*** Opening of Data extract ***

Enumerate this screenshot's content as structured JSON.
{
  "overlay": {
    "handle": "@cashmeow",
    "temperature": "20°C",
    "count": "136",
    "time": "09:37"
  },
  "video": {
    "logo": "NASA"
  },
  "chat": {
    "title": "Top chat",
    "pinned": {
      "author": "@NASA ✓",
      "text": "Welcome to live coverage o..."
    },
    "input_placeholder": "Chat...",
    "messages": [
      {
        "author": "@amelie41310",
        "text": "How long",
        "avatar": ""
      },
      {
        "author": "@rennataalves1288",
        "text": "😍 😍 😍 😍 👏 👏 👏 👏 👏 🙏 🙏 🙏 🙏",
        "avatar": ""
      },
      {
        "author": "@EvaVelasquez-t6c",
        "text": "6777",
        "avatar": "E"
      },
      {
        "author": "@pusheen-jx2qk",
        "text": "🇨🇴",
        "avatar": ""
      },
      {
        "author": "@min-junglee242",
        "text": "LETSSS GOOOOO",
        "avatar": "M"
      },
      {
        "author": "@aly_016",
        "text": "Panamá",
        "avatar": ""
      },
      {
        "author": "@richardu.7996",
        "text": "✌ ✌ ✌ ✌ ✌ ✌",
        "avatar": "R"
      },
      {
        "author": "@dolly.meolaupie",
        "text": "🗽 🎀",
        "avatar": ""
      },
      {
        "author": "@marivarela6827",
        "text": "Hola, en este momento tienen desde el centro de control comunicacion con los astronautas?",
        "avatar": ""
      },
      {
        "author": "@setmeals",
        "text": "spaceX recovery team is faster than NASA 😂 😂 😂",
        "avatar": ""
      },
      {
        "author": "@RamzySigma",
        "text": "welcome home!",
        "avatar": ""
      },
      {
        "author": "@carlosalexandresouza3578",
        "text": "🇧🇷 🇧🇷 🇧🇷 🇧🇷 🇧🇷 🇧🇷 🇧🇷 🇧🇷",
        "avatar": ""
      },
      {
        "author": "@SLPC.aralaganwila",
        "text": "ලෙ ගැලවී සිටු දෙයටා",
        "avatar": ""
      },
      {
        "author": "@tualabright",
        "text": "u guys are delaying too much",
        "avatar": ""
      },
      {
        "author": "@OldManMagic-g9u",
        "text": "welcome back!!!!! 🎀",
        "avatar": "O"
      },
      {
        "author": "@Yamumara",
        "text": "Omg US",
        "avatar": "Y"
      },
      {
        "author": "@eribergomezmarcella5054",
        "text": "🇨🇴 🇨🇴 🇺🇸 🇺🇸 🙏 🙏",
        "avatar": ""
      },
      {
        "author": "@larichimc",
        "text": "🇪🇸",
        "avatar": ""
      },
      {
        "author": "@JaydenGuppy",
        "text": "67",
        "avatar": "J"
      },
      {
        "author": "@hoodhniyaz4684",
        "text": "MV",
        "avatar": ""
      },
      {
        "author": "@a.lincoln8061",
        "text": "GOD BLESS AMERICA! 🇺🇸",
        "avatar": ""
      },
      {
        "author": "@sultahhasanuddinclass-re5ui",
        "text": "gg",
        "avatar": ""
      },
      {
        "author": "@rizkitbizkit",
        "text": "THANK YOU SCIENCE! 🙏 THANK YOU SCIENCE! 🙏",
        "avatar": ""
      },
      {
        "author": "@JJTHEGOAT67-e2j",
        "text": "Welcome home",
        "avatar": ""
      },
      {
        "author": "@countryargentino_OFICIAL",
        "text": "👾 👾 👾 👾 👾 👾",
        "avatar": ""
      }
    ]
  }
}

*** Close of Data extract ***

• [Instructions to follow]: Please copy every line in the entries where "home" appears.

• [Task output]:
        "text": "welcome home!",
        "text": "Welcome home",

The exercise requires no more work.